PhD Thesis Colloquium: Sushma Indrakumar (12/07/23)

Thesis title:

Silk-based Biomaterials for Wound Care and Tissue Regeneration

Faculty advisor(s):

Prof. Kaushik Chatterjee


12th July, 2023 (Wednesday), 04:00 PM (India Standard Time)


KPA Auditorium, Department of Materials Engineering
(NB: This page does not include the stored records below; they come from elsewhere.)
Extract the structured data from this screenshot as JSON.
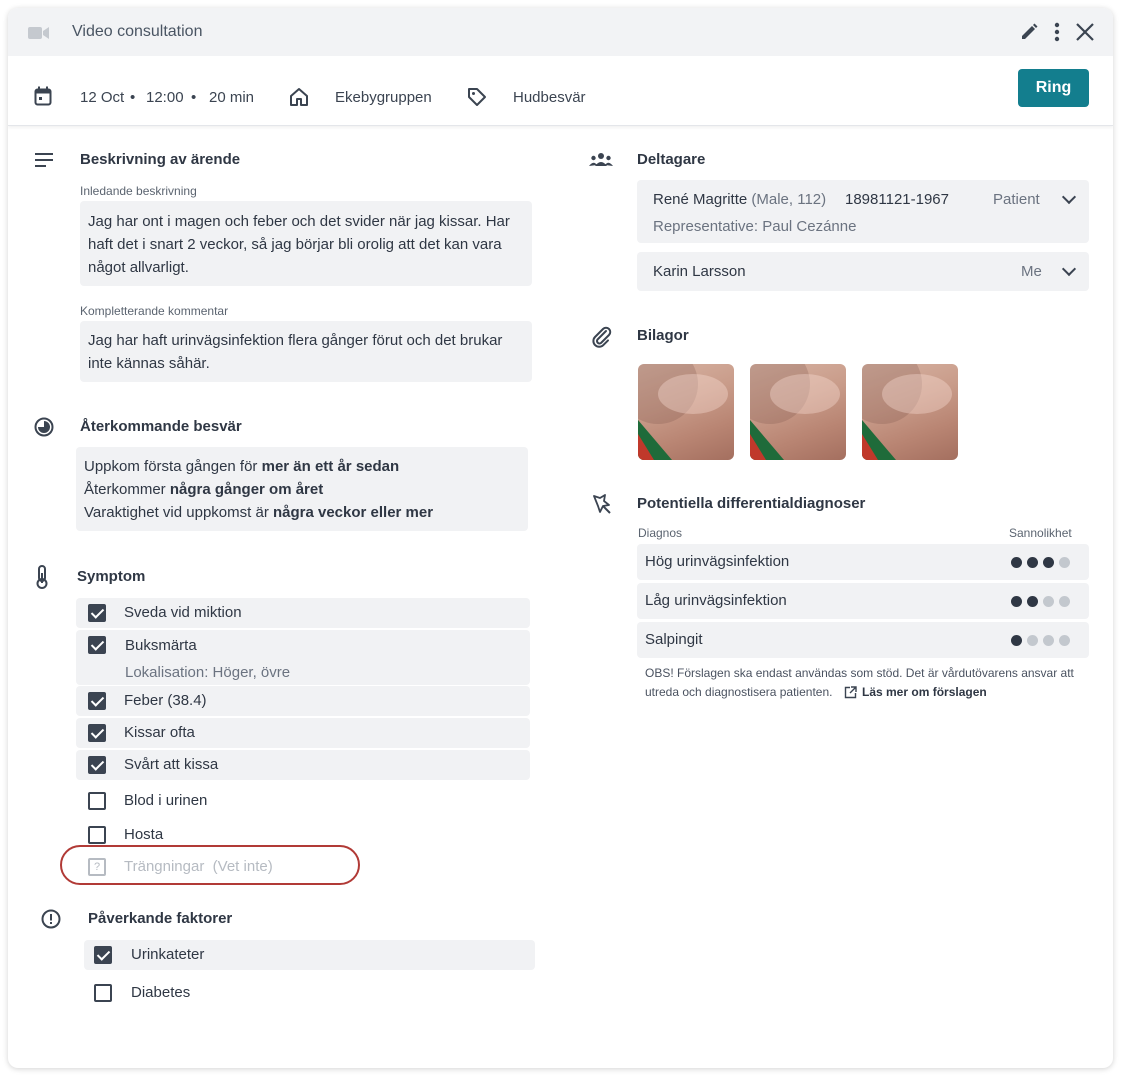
{
  "header": {
    "title": "Video consultation",
    "camera_icon": "video-camera-icon",
    "edit_icon": "pencil-icon",
    "more_icon": "more-vertical-icon",
    "close_icon": "close-icon"
  },
  "info": {
    "date": "12 Oct",
    "separator": "•",
    "time": "12:00",
    "duration": "20 min",
    "clinic": "Ekebygruppen",
    "category": "Hudbesvär",
    "ring_label": "Ring"
  },
  "description": {
    "title": "Beskrivning av ärende",
    "initial_label": "Inledande beskrivning",
    "initial_text": "Jag har ont i magen och feber och det svider när jag kissar. Har haft det i snart 2 veckor, så jag börjar bli orolig att det kan vara något allvarligt.",
    "complement_label": "Kompletterande kommentar",
    "complement_text": "Jag har haft urinvägsinfektion flera gånger förut och det brukar inte kännas såhär."
  },
  "recurring": {
    "title": "Återkommande besvär",
    "line1_prefix": "Uppkom första gången för ",
    "line1_bold": "mer än ett år  sedan",
    "line2_prefix": "Återkommer ",
    "line2_bold": "några gånger om året",
    "line3_prefix": "Varaktighet vid uppkomst är ",
    "line3_bold": "några veckor eller mer"
  },
  "symptoms": {
    "title": "Symptom",
    "items": [
      {
        "label": "Sveda vid miktion",
        "checked": true
      },
      {
        "label": "Buksmärta",
        "checked": true,
        "detail": "Lokalisation: Höger, övre"
      },
      {
        "label": "Feber (38.4)",
        "checked": true
      },
      {
        "label": "Kissar ofta",
        "checked": true
      },
      {
        "label": "Svårt att kissa",
        "checked": true
      },
      {
        "label": "Blod i urinen",
        "checked": false
      },
      {
        "label": "Hosta",
        "checked": false
      },
      {
        "label": "Trängningar",
        "unknown_label": "(Vet inte)",
        "unknown_mark": "?",
        "state": "unknown"
      }
    ]
  },
  "factors": {
    "title": "Påverkande faktorer",
    "items": [
      {
        "label": "Urinkateter",
        "checked": true
      },
      {
        "label": "Diabetes",
        "checked": false
      }
    ]
  },
  "participants": {
    "title": "Deltagare",
    "patient_name": "René Magritte",
    "patient_meta": "(Male, 112)",
    "patient_id": "18981121-1967",
    "patient_role": "Patient",
    "representative": "Representative: Paul Cezánne",
    "staff_name": "Karin Larsson",
    "staff_role": "Me"
  },
  "attachments": {
    "title": "Bilagor",
    "count": 3
  },
  "diagnoses": {
    "title": "Potentiella differentialdiagnoser",
    "col_diagnosis": "Diagnos",
    "col_probability": "Sannolikhet",
    "items": [
      {
        "name": "Hög urinvägsinfektion",
        "level": 3,
        "max": 4
      },
      {
        "name": "Låg urinvägsinfektion",
        "level": 2,
        "max": 4
      },
      {
        "name": "Salpingit",
        "level": 1,
        "max": 4
      }
    ],
    "disclaimer_line1": "OBS! Förslagen ska endast användas som stöd. Det är vårdutövarens ansvar att",
    "disclaimer_line2": "utreda och diagnostisera patienten.",
    "read_more": "Läs mer om förslagen"
  }
}
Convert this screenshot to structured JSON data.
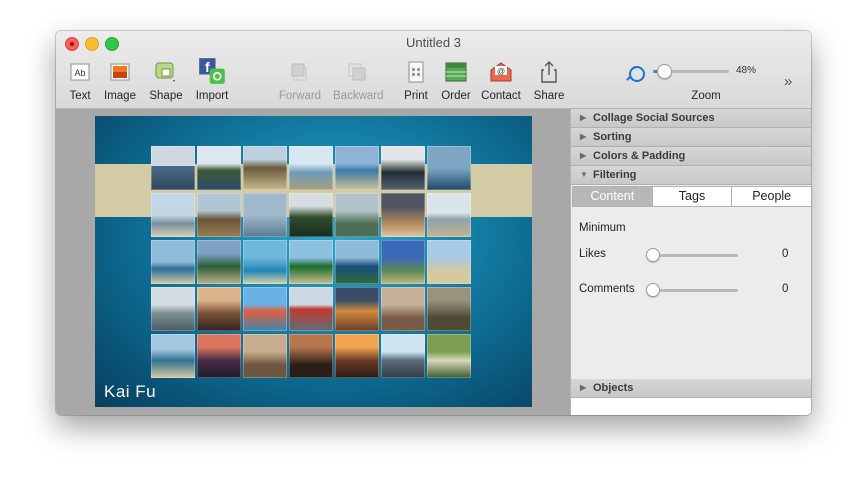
{
  "window": {
    "title": "Untitled 3"
  },
  "toolbar": {
    "text": "Text",
    "image": "Image",
    "shape": "Shape",
    "import": "Import",
    "forward": "Forward",
    "backward": "Backward",
    "print": "Print",
    "order": "Order",
    "contact": "Contact",
    "share": "Share",
    "zoom_label": "Zoom",
    "zoom_value": "48%",
    "zoom_fraction": 0.15,
    "overflow": "»"
  },
  "canvas": {
    "collage_name": "Kai Fu",
    "background_color": "#0e6f96",
    "band_color": "#d2cba5",
    "photo_rows": 5,
    "photo_cols": 7
  },
  "inspector": {
    "sections": [
      "Collage Social Sources",
      "Sorting",
      "Colors & Padding",
      "Filtering",
      "Objects"
    ],
    "filtering_tabs": [
      "Content",
      "Tags",
      "People"
    ],
    "active_tab": "Content",
    "minimum_label": "Minimum",
    "likes_label": "Likes",
    "likes_value": "0",
    "comments_label": "Comments",
    "comments_value": "0"
  }
}
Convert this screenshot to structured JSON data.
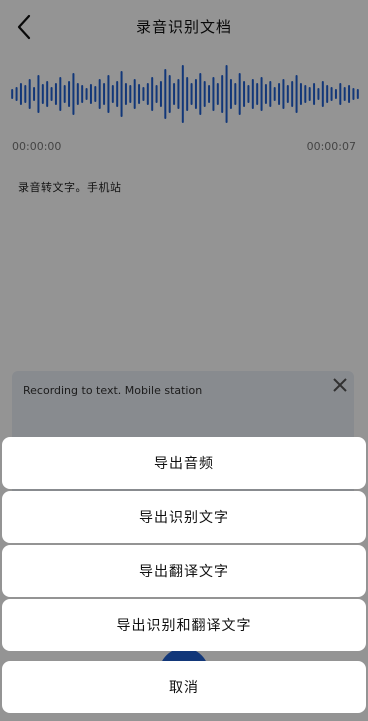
{
  "header": {
    "title": "录音识别文档",
    "back_icon": "chevron-left-icon"
  },
  "waveform": {
    "color": "#1f5fd1"
  },
  "timeline": {
    "start": "00:00:00",
    "end": "00:00:07"
  },
  "transcript": {
    "text": "录音转文字。手机站"
  },
  "translation": {
    "text": "Recording to text. Mobile station",
    "close_icon": "close-icon"
  },
  "action_sheet": {
    "items": [
      {
        "label": "导出音频"
      },
      {
        "label": "导出识别文字"
      },
      {
        "label": "导出翻译文字"
      },
      {
        "label": "导出识别和翻译文字"
      }
    ],
    "cancel_label": "取消"
  },
  "colors": {
    "accent": "#1f5fd1",
    "overlay": "rgba(0,0,0,0.42)"
  }
}
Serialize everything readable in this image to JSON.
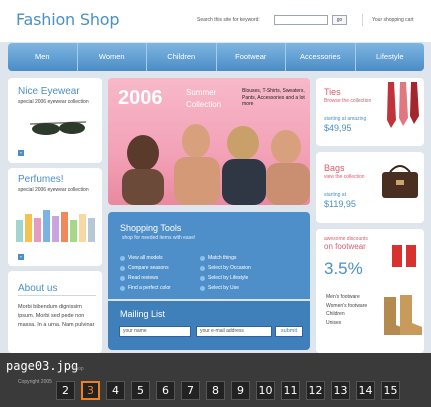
{
  "header": {
    "logo": "Fashion Shop",
    "search_label": "Search this site for keyword:",
    "search_value": "",
    "go_label": "go",
    "cart_label": "Your shopping cart"
  },
  "nav": [
    "Men",
    "Women",
    "Children",
    "Footwear",
    "Accessories",
    "Lifestyle"
  ],
  "left": {
    "eyewear_title": "Nice Eyewear",
    "eyewear_sub": "special 2006 eyewear collection",
    "perfumes_title": "Perfumes!",
    "perfumes_sub": "special 2006 eyewear collection",
    "about_title": "About us",
    "about_text": "Morbi bibendum dignissim ipsum. Morbi sed pede non massa. In a urna. Nam pulvinar"
  },
  "hero": {
    "year": "2006",
    "sub1": "Summer",
    "sub2": "Collection",
    "text": "Blouses, T-Shirts, Sweaters, Pants, Accessories and a lot more"
  },
  "tools": {
    "title": "Shopping Tools",
    "subtitle": "shop for needed items with ease!",
    "col1": [
      "View all models",
      "Compare seasons",
      "Read reviews",
      "Find a perfect color"
    ],
    "col2": [
      "Match things",
      "Select by Occasion",
      "Select by Lifestyle",
      "Select by Use"
    ]
  },
  "mailing": {
    "title": "Mailing List",
    "name_placeholder": "your name",
    "email_placeholder": "your e-mail address",
    "submit_label": "submit"
  },
  "right": {
    "ties_title": "Ties",
    "ties_sub": "Browse the collection",
    "ties_starting": "starting at amazing",
    "ties_price": "$49,95",
    "bags_title": "Bags",
    "bags_sub": "view the collection",
    "bags_starting": "starting at",
    "bags_price": "$119,95",
    "footwear_discount": "awesome discounts",
    "footwear_on": "on footwear",
    "footwear_percent": "3.5%",
    "footwear_list": [
      "Men's footware",
      "Women's footware",
      "Children",
      "Unisex"
    ]
  },
  "footer": {
    "filename": "page03.jpg",
    "shop_label": "Shop",
    "copyright": "Copyright 2005"
  },
  "pager": {
    "pages": [
      "2",
      "3",
      "4",
      "5",
      "6",
      "7",
      "8",
      "9",
      "10",
      "11",
      "12",
      "13",
      "14",
      "15"
    ],
    "active": "3"
  },
  "colors": {
    "accent": "#4a90c8",
    "pink": "#e05a6e",
    "active_page": "#f08020"
  }
}
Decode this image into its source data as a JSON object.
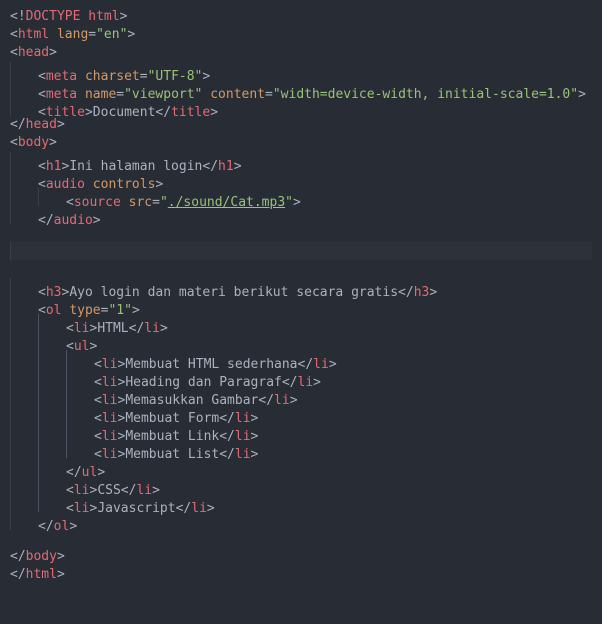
{
  "code": {
    "l01_doctype": "DOCTYPE html",
    "l02_tag": "html",
    "l02_attr": "lang",
    "l02_val": "\"en\"",
    "l03_tag": "head",
    "l04_tag": "meta",
    "l04_a1": "charset",
    "l04_v1": "\"UTF-8\"",
    "l05_tag": "meta",
    "l05_a1": "name",
    "l05_v1": "\"viewport\"",
    "l05_a2": "content",
    "l05_v2": "\"width=device-width, initial-scale=1.0\"",
    "l06_tag": "title",
    "l06_text": "Document",
    "l07_tag": "head",
    "l08_tag": "body",
    "l09_tag": "h1",
    "l09_text": "Ini halaman login",
    "l10_tag": "audio",
    "l10_a1": "controls",
    "l11_tag": "source",
    "l11_a1": "src",
    "l11_v1_open": "\"",
    "l11_v1_path": "./sound/Cat.mp3",
    "l11_v1_close": "\"",
    "l12_tag": "audio",
    "l15_tag": "h3",
    "l15_text": "Ayo login dan materi berikut secara gratis",
    "l16_tag": "ol",
    "l16_a1": "type",
    "l16_v1": "\"1\"",
    "l17_tag": "li",
    "l17_text": "HTML",
    "l18_tag": "ul",
    "l19_tag": "li",
    "l19_text": "Membuat HTML sederhana",
    "l20_tag": "li",
    "l20_text": "Heading dan Paragraf",
    "l21_tag": "li",
    "l21_text": "Memasukkan Gambar",
    "l22_tag": "li",
    "l22_text": "Membuat Form",
    "l23_tag": "li",
    "l23_text": "Membuat Link",
    "l24_tag": "li",
    "l24_text": "Membuat List",
    "l25_tag": "ul",
    "l26_tag": "li",
    "l26_text": "CSS",
    "l27_tag": "li",
    "l27_text": "Javascript",
    "l28_tag": "ol",
    "l30_tag": "body",
    "l31_tag": "html"
  }
}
For most individuals, wound healing is a highly organized, straightforward process. However, there are instances where external intervention becomes necessary to support the body’s innate healing mechanism. In this thesis, four such unmet clinical challenges were identified: rapid blood clotting, personalized treatment of burns and chronic wounds, and stretchable implants. Herein, we present novel solutions utilizing silk protein in various formats, each serving a distinct purpose in its respective application. Silk protein (silk fibroin) is being leveraged as a promising biomaterial with potent wound-healing activity. The first experimental chapter describes efforts to develop a potent hemostat for hemorrhage control. The primary goal was to develop a first-aid product for use in a pre-hospital setting where professional healthcare providers are not readily available (such as for battlefield injuries, road accidents, etc.). Herein, a bilayered hemostatic foam was designed such that the top bioactive layer served as a tissue interfacial layer to minimize rebleeding without compromising the clotting abilities. The subsequent two chapters describe strategies for personalized treatment of difficult-to-heal wounds: burns and chronic wounds. It is crucial to recognize that every patient and wound type is unique and requires individualized attention and care. To this end, two dressing materials were developed: a hydrogel-based dressing for burns and a multifunctional bioceramic-based drug delivery platform for chronic wounds. These dressing materials were specially designed for point-of-care applications and personalized treatment. Notably, the in vivo studies revealed the superior healing efficacy of the burn dressing compared to the commercially available product. Moreover, the multifunctional bioceramic-based product exhibited promising antioxidant and antibacterial properties, making it a potential candidate for chronic wounds. The last part of the thesis introduces ultra-stretchable 3D printed biocompatible hydrogels. Herein, a ternary blend ink was carefully formulated for extrusion-based 3D printing. The developed hydrogel presented superior mechanical properties, including good stretchability and fatigue performance. These mechanically robust hydrogels have potential applications in stretchable implants, bioelectronics, and flexible wearables. This thesis was accomplished through a collaborative effort with Fibroheal Woundcare Pvt. Ltd., a startup based in Bangalore, India. Some products developed within the scope of this thesis are in the process of being commercialized. With the translation of these advancements into the market, we envision that technologies will be available in the clinic to alleviate clinical challenges for improved patient care.